Early Muslims never took ‘Sunnah’ to mean Ahadīth and it was only applied to established practices. All the sayings quoted above refer to the Sunnah which is, of course, part of religion and we practice all the Sunan that have been handed down to us through an infallible mode of transfer (i.e. generation to generation mode of transmission). As regards the matter of Hadīth, we see that even the Companions (rta) of the Prophet (sws), right after his death, would not accept anything which they found in contradiction to the Qur’ān and the Sunnah. ‘Umar (rta), Abū Bakr (rta), ‘Ā’ishah (rta) and many other senior Companions (rta) would never believe in individual reports if these were against the Qur’ān and the Sunnah. Just study the Hadīth literature, you will find ample evidence to prove the fact that Muslim  scholars used to analyze whatever is reported from the Prophet (sws) very carefully. ‘Ā’ishah (rta) even rejected reports by ‘Umar (rta) who himself took extreme care in this regard. They did not think that the reporters among them were liars; rather, they knew the defects inherent in individual reports. An individual reporter is prone to misunderstanding, misinterpretation and being divested of the true context. This is the reason we find that the Caliph ‘Umar (rta) would not accept individual reports unless corroborating evidence was produced. ‘Alī (rta) would make the narrator swear in order to establish his claim. The risk involved increases manifold when many links are involved in the chain of reporters. That is why the scholars of the science of Hadīth and Fiqh were conscious of the fact that the Hadīth is a Zannī source (i.e. of probable truths). On the contrary, the Sunnah of the Prophet (sws) is the living practice perpetuated by all the Muslims without a break. What do you think people used to do before the Hadīth was compiled?
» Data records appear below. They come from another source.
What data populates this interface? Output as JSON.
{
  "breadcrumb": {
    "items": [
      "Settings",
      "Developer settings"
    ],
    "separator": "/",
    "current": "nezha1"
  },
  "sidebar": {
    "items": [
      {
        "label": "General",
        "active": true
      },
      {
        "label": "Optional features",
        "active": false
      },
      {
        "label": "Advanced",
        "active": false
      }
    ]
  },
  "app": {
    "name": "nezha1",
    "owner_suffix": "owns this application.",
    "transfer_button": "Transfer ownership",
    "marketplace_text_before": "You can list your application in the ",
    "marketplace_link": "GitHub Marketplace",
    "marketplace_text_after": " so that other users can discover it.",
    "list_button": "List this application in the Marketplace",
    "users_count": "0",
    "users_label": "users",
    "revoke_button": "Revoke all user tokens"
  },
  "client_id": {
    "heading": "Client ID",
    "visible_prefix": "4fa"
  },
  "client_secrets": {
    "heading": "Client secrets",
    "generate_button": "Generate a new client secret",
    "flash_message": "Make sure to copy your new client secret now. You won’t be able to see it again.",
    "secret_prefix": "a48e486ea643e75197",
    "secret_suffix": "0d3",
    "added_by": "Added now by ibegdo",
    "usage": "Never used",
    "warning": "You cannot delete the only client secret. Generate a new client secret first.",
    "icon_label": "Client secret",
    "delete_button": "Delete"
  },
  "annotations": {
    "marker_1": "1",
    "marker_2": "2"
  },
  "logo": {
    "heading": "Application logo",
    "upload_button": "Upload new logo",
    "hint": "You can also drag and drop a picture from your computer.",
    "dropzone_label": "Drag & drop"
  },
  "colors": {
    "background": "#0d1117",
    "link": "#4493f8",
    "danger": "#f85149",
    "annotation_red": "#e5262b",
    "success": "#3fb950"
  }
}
If the belief in the second coming of Jesus (sws) is part of our faith then a majority of the Muslims has been lacking in faith. It was only many years later after the demise of the Prophet (sws) that the Ahādīth were compiled and only then it became known to the scholars. Why did it find no mention in the Holy Qur’ān in explicit terms? On the contrary, we see that the Holy Qur’ān clearly negates that Jesus (sws) was raised to heavens alive (3:55) – the very foundation on which the belief of second coming is based. The fact is that the notion of second coming itself is unfounded and utterly fallacious.






1. The question of this seeker along with the complete answer of ‘Islamweb’ can be found at: This answer has been reproduced in our response to the extent our comments necessitated.

2. Tabarī, Ibn Jarīr, 1st ed., vol. 6, (Beirut: Dār Ahyā al-Turāth al- ‘Arabī, 2001), pp. 24-8

3. Islāhī, Amīn Ahsan, Tadabbur-i-Qur’ān, 1st ed., vol. 2, (Lahore: Farān Foundatoin, 1983), p. 423

4. Ibn ‘Abdu’l Barr, Al-Tamhīd, vol.14, (Maktabah Al-Mu‘īd), p. 205

5. Ibn ‘Abdu’l Barr, Al-Tamhīd, vol. 14, (Maktabah Al-Mu’īd), p. 203

6. Ibn ‘Abdu’l Barr, Al-Istidhkār, Ist ed., vol. 26, (Cairo: Dāru’l-Wa‘ī Halb, 1993), p. 235

7. Ibn ‘Abdu’l Barr, Al-Istidhkār, Ist ed., vol. 26, (Cairo: Dārul Wa‘ī Halb, 1993), p. 236

For Questions on Islam, please use our

Replica Handbags Bottega Veneta fake Bvlgari fake Celine fake Christian Dior fake Gucci fake Gucci Bag fake Gucci Wallet fake Gucci Shoes fake Gucci Belt fake Hermes fake Loewe fake Louis Vuitton fake Louis Vuitton Belt fake Louis Vuitton Calf Leather fake Louis Vuitton Damier Azur Canvas fake Louis Vuitton Damier Ebene Canvas fake Louis Vuitton Damier Graphite Canvas fake Louis Vuitton Damier Infini Leather fake Louis Vuitton Damier Quilt lamb fake Louis Vuitton Embossed Calfskin fake Louis Vuitton Epi fake Louis Vuitton Game On Monogram Canvas fake Louis Vuitton Jewellery fake Louis Vuitton Key Holder fake Louis Vuitton Mahina Leather fake Louis Vuitton Monogram Canvas fake Louis Vuitton Monogram Denim fake Louis Vuitton Monogram Eclipse Canvas fake Louis Vuitton Monogram Empreinte fake Louis Vuitton Monogram Seal fake Louis Vuitton Monogram Shadow fake Louis Vuitton Monogram Vernis fake Louis Vuitton Monogram Watercolor fake Louis Vuitton New Wave fake Louis Vuitton Shoes fake Louis Vuitton Since 1854 fake Louis Vuitton Strap fake Louis Vuitton Taiga Leahter fake Louis Vuitton Taurillon leather fake Louis Vuitton Transformed Game On canvas fake Louis Vuitton Utah Calfskin fake Louis Vuitton X Supreme fake Mulberry fake Prada fake YSL fake